that’s the question. Rebecca West, the greatest reporter of
the 20th century, was asked in her last television interview, “What
do you sense as the dominant mood of our time?” She became reflective
for a moment and then answered, “A desperate search for a pattern.”
That search is still in place because the fragmentation
and the deluge of information and the sound bites get shorter and
shorter so they to get more into the hour and the photo bites get
shorter and shorter until it becomes a kind of chaos. So the need
for synthesis, or a pattern, in Rebecca West’s words, is the dominant
issue of our time.
In closing, it strikes me there is a marvelous symmetry to the story
you’ve just told us. It began with our ancestors coming the
area of the Soviet Union and it ends with Mr. Gorbachev coming to
San Francisco. History repeats itself.
Oh, that is very true and very significant how that Aryan migration

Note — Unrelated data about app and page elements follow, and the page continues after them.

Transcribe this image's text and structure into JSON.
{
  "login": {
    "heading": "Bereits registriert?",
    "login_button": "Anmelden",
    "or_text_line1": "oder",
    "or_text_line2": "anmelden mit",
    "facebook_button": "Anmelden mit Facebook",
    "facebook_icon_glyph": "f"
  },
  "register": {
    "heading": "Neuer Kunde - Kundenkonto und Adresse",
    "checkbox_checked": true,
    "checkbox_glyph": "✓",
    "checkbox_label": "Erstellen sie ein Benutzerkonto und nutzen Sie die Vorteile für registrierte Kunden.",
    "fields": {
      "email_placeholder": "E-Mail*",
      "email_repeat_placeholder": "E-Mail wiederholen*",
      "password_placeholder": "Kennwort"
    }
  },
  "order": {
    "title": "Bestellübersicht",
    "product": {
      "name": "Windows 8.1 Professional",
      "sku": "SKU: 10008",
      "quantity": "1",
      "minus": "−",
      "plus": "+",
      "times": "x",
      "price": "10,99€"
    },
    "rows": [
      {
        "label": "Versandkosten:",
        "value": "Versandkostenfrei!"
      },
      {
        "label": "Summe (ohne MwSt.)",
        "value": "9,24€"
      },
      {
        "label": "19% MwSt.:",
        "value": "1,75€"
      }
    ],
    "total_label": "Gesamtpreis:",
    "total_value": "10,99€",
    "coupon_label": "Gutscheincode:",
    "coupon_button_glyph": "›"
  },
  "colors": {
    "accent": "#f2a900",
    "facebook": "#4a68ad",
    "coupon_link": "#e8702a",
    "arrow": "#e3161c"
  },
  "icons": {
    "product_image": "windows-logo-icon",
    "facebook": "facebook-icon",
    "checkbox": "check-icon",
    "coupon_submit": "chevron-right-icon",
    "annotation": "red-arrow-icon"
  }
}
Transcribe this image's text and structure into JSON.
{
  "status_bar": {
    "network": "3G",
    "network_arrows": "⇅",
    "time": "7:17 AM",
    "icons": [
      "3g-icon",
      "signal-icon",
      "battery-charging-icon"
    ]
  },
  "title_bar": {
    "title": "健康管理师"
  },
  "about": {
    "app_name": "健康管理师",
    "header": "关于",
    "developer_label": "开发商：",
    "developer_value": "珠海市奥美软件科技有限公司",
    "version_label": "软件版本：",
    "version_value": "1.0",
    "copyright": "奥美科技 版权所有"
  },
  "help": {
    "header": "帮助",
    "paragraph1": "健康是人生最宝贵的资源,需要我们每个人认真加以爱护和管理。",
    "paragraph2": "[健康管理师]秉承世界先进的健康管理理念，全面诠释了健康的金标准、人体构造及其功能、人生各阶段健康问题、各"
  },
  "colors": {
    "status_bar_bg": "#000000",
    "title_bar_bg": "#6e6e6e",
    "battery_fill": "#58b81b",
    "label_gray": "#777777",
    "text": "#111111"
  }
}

in its Westward movement went to the very tip of the European land
mass in Ireland and then the Western world jumped an ocean into the
new world. You’re quite right, the circle is closed because
Gorbachev came to the West from exactly where this Aryan migration
began around 4,000 BC. That’s beautiful. That’s very nice.
We should end where we might have begun, by introducing ourselves
on camera. I’m Douglas Gillies.
And I’m Houston Smith.
And what do you do?
What do I do? Well, I don’t know that I’ve ever put it
to myself. I try to live. As far as the daily rounds go I’ve
been a professor my entire career. I’ve retired twice, but both
times why I’ve been called back into harness and I’m currently
teaching at the University of California in Berkeley. In addition
to that I’m a writer, I’m addicted to it and mainly because
I find it is the best way to get my ideas clear to myself. If I just
speak them, I can get away with a lot, but if I put them down in print
where I am accountable then the flaws turn up. So I would say that
insofar as I understand myself, and we all do that imperfectly, from
the beginning of the age of expression I’ve been always been
obsessed with the ultimate question: What is the nature of reality
and how can human beings best realize their human potential within
Thank you for taking the time for this conversation.
Great pleasure, thanks.